━━━━━ SUPPLIED DATA ━━━━━

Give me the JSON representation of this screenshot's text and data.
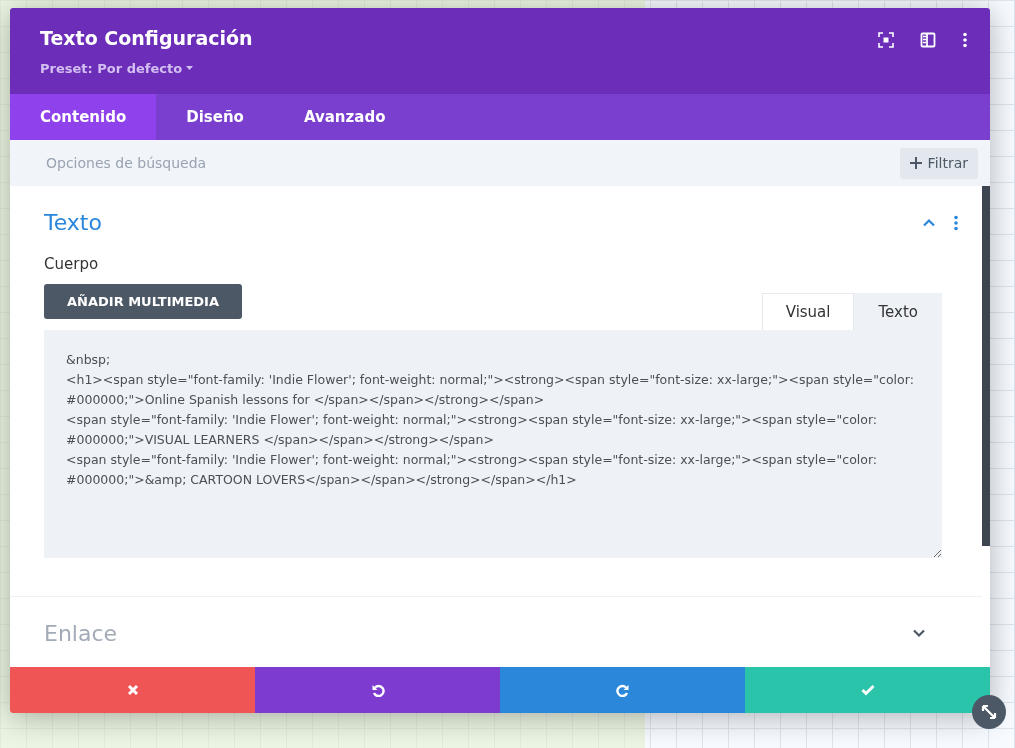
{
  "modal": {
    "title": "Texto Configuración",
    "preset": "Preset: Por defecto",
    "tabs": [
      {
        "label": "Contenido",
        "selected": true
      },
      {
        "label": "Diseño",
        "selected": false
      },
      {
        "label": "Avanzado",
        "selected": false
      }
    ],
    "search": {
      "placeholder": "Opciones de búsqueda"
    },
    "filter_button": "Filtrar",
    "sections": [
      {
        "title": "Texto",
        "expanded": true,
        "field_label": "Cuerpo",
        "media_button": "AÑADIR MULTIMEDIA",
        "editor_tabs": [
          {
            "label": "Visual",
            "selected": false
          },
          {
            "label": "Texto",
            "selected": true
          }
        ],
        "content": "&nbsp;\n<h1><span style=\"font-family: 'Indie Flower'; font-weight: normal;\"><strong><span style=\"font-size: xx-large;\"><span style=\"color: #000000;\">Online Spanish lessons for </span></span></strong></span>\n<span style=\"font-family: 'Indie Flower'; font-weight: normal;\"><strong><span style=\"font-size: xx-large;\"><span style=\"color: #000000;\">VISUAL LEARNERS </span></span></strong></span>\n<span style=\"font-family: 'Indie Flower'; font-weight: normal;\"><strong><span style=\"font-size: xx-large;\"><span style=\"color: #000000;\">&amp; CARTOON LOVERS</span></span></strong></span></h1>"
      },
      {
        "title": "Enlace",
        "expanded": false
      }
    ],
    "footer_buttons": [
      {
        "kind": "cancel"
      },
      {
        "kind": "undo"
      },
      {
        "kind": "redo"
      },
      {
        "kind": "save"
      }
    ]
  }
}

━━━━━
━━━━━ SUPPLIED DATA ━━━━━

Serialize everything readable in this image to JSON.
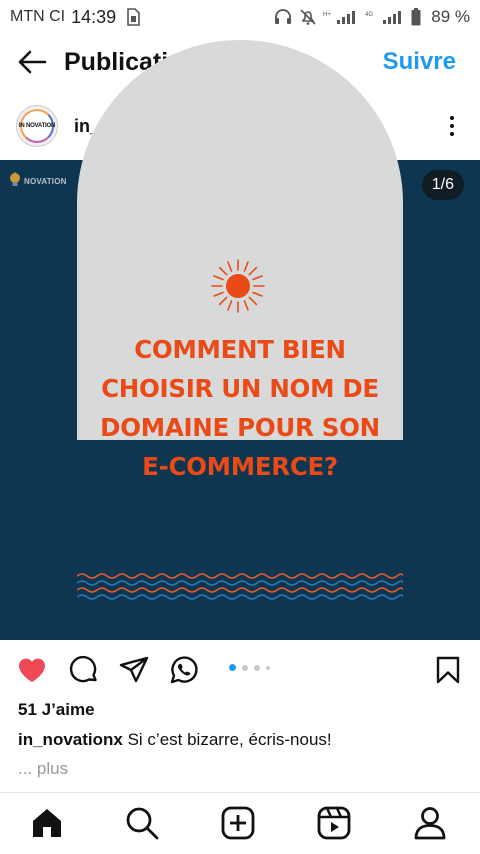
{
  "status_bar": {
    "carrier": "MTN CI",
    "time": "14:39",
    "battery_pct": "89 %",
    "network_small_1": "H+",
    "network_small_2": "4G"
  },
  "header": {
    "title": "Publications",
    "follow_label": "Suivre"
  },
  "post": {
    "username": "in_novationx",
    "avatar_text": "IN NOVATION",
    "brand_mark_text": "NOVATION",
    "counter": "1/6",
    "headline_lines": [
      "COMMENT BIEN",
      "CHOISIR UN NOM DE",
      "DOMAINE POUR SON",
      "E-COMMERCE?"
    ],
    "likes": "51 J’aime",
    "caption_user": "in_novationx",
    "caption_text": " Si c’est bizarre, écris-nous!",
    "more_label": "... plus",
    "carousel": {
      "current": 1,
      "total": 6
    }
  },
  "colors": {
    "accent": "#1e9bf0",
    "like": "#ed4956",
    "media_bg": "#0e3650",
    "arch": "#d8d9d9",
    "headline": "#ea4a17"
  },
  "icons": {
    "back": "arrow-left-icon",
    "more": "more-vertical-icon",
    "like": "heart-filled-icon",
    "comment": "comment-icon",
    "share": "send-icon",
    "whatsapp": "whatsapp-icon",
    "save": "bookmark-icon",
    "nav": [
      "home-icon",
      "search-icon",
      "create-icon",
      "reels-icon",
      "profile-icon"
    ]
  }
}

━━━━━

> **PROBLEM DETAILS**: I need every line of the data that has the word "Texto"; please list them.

> **RESULT FOR THIS EXERCISE**:
    "title": "Texto Configuración",
        "title": "Texto",
            "label": "Texto",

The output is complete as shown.